[Page and application data records]

──────

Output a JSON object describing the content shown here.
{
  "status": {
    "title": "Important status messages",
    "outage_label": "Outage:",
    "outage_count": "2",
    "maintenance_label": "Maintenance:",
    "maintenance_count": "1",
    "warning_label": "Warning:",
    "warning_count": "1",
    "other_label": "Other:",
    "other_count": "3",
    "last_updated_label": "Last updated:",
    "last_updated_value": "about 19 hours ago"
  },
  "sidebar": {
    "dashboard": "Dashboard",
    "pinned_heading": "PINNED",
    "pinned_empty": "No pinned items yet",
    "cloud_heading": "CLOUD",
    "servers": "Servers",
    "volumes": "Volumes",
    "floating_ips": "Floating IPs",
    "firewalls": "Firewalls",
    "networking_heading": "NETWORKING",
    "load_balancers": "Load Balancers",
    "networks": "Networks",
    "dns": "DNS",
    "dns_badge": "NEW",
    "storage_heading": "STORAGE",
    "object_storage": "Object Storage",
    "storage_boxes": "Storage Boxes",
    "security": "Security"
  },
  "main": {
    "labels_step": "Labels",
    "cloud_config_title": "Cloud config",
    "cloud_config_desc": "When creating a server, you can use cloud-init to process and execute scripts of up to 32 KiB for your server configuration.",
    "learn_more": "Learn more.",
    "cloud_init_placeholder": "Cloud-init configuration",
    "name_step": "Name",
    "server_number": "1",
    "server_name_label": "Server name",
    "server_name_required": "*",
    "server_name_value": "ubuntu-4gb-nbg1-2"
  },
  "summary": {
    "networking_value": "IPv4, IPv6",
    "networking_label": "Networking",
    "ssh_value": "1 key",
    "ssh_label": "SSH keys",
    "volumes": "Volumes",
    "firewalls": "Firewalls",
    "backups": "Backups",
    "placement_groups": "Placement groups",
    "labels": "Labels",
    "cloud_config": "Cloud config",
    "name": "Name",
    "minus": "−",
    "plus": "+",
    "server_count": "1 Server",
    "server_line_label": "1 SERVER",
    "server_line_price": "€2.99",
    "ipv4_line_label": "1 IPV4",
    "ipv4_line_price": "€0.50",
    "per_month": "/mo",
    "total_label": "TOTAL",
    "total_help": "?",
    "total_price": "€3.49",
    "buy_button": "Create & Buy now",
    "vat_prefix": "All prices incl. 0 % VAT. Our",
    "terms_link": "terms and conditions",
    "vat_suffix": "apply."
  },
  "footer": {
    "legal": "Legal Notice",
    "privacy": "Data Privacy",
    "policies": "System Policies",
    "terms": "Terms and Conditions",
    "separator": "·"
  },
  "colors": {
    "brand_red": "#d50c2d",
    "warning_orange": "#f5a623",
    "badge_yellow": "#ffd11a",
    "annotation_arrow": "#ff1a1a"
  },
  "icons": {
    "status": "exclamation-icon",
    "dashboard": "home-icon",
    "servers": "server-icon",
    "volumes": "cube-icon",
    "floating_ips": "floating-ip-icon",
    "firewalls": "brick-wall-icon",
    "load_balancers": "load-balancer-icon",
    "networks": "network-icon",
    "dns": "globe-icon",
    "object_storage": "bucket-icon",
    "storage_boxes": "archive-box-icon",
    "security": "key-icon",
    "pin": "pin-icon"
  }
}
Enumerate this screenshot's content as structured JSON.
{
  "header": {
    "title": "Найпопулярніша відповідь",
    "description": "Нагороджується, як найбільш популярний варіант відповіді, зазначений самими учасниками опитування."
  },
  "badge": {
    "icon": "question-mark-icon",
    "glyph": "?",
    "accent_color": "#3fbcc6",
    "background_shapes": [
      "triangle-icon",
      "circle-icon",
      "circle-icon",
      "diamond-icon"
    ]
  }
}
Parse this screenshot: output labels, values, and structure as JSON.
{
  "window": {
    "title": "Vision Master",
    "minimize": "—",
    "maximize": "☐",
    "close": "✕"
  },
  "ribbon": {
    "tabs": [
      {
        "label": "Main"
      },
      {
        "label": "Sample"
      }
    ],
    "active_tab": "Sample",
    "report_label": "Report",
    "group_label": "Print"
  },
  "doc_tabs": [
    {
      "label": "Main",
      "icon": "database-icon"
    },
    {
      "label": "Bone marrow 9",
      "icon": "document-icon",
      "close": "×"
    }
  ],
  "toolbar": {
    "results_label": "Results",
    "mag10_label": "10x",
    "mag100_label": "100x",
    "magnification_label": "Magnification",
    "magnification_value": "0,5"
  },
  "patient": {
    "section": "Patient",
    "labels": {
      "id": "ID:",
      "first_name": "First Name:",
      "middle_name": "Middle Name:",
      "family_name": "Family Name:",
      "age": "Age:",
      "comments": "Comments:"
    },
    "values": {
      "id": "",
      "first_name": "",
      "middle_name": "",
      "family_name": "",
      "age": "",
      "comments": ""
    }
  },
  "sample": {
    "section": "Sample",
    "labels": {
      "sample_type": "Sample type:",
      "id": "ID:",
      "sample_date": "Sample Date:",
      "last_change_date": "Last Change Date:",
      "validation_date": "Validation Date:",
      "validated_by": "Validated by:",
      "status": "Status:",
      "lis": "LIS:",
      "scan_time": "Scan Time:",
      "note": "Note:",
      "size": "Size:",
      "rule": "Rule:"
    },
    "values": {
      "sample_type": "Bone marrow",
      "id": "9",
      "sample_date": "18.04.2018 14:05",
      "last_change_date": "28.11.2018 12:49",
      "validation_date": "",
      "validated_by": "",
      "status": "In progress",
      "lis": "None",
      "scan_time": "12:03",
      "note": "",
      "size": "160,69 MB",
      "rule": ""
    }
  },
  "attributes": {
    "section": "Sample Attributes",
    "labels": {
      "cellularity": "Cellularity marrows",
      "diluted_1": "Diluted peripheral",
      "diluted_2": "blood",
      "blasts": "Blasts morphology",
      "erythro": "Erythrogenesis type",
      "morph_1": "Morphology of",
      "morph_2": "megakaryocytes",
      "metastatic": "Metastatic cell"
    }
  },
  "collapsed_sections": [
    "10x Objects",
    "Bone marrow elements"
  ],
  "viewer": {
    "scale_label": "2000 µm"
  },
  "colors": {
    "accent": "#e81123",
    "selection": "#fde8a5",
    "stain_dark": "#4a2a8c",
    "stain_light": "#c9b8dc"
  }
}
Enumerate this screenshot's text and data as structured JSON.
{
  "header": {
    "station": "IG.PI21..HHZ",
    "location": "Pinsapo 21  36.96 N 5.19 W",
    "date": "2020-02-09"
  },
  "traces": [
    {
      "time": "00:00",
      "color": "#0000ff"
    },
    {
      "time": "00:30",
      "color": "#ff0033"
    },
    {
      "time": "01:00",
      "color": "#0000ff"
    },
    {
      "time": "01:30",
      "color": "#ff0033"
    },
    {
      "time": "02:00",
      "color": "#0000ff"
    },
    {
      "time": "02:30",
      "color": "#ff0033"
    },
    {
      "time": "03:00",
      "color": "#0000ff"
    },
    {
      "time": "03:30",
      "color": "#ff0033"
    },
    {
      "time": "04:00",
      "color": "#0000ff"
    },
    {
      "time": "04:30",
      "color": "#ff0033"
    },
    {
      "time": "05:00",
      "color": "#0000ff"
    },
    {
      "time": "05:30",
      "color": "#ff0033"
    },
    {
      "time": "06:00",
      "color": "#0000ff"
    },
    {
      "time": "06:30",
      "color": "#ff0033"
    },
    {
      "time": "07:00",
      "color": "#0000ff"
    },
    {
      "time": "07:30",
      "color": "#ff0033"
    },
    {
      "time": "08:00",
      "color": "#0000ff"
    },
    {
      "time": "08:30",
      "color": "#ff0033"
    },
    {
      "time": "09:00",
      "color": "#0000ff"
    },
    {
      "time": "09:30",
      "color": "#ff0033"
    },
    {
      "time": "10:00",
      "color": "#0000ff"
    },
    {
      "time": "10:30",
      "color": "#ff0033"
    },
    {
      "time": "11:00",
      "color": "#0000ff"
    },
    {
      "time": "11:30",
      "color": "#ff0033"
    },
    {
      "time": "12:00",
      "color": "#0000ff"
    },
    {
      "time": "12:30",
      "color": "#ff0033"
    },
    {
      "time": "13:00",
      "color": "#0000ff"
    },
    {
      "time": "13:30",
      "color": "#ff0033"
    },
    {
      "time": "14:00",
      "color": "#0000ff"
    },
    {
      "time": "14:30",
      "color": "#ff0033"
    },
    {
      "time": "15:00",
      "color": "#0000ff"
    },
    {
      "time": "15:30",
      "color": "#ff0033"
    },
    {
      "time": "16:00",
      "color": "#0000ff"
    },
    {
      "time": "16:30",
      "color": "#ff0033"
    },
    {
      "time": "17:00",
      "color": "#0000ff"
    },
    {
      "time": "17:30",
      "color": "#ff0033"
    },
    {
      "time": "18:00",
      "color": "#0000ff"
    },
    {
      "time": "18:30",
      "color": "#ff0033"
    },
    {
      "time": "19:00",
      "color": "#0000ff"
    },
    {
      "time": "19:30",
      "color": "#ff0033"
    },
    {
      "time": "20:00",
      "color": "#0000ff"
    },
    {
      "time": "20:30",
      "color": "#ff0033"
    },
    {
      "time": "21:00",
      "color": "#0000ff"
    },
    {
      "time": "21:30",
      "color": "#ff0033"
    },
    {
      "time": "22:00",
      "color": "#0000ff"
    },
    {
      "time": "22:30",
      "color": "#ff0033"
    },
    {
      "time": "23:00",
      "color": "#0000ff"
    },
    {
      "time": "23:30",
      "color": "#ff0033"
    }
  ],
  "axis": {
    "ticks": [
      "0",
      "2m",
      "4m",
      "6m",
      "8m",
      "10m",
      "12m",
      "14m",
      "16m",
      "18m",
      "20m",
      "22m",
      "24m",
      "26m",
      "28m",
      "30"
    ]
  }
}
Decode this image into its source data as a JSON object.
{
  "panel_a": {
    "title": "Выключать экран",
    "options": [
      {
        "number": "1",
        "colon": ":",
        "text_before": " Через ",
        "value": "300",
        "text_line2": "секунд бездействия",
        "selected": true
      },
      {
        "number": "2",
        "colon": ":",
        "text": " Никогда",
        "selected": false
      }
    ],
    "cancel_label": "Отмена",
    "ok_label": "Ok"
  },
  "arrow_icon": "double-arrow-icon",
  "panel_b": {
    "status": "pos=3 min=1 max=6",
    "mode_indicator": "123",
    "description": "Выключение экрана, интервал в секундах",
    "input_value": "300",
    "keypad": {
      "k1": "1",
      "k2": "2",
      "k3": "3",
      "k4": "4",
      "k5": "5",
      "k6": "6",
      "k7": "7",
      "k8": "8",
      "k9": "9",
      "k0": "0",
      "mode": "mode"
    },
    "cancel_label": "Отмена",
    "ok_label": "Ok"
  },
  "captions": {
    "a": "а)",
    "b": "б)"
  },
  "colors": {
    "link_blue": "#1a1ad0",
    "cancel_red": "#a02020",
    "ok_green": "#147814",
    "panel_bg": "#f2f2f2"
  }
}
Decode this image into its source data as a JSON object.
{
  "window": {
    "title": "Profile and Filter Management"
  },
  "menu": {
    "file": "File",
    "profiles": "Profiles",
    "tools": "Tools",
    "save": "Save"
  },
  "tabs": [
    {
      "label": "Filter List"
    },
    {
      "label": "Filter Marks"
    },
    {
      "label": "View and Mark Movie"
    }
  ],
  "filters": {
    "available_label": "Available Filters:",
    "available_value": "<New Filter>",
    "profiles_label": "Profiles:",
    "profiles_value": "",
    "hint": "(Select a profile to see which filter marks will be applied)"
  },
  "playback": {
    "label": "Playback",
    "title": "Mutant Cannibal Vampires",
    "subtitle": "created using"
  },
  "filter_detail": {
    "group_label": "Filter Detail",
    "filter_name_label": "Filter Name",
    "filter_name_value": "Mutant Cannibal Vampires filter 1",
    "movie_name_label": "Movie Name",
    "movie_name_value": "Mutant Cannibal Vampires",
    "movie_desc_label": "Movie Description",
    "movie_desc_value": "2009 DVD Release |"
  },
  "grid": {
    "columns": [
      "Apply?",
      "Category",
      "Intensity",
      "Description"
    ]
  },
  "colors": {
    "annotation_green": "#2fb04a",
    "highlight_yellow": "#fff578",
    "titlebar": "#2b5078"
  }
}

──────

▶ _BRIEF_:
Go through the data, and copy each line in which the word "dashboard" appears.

▶ _ANSWER TO THE PROBLEM_:
    "dashboard": "Dashboard",
    "dashboard": "home-icon",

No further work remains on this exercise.